**INSTRUCTIONS FOR THE TASK**
Repeat the following data exactly, omitting pictures.

Excerpts from an interface dataset
*** Begin section ***
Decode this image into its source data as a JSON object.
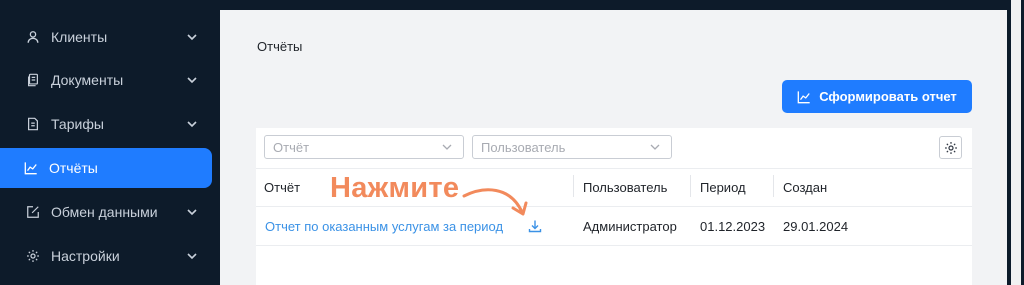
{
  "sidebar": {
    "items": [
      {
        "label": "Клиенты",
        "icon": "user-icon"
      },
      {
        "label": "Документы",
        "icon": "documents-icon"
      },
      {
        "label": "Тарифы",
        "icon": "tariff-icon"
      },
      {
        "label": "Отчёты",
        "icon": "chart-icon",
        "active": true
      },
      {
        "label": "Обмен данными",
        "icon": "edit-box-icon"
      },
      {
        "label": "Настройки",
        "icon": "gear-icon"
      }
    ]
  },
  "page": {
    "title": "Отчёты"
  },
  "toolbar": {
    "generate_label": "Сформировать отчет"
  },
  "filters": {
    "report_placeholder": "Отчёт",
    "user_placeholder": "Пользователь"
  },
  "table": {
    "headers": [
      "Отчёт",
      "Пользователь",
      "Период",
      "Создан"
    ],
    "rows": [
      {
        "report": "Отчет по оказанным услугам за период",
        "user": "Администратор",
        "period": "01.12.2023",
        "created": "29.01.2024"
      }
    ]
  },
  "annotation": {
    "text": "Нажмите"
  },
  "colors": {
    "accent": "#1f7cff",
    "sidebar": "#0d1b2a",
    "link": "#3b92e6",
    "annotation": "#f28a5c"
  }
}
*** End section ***
**ANSWER AREA**
Decode this image into its source data as a JSON object.
{
  "sidebar": {
    "items": [
      {
        "label": "Клиенты",
        "icon": "user-icon"
      },
      {
        "label": "Документы",
        "icon": "documents-icon"
      },
      {
        "label": "Тарифы",
        "icon": "tariff-icon"
      },
      {
        "label": "Отчёты",
        "icon": "chart-icon",
        "active": true
      },
      {
        "label": "Обмен данными",
        "icon": "edit-box-icon"
      },
      {
        "label": "Настройки",
        "icon": "gear-icon"
      }
    ]
  },
  "page": {
    "title": "Отчёты"
  },
  "toolbar": {
    "generate_label": "Сформировать отчет"
  },
  "filters": {
    "report_placeholder": "Отчёт",
    "user_placeholder": "Пользователь"
  },
  "table": {
    "headers": [
      "Отчёт",
      "Пользователь",
      "Период",
      "Создан"
    ],
    "rows": [
      {
        "report": "Отчет по оказанным услугам за период",
        "user": "Администратор",
        "period": "01.12.2023",
        "created": "29.01.2024"
      }
    ]
  },
  "annotation": {
    "text": "Нажмите"
  },
  "colors": {
    "accent": "#1f7cff",
    "sidebar": "#0d1b2a",
    "link": "#3b92e6",
    "annotation": "#f28a5c"
  }
}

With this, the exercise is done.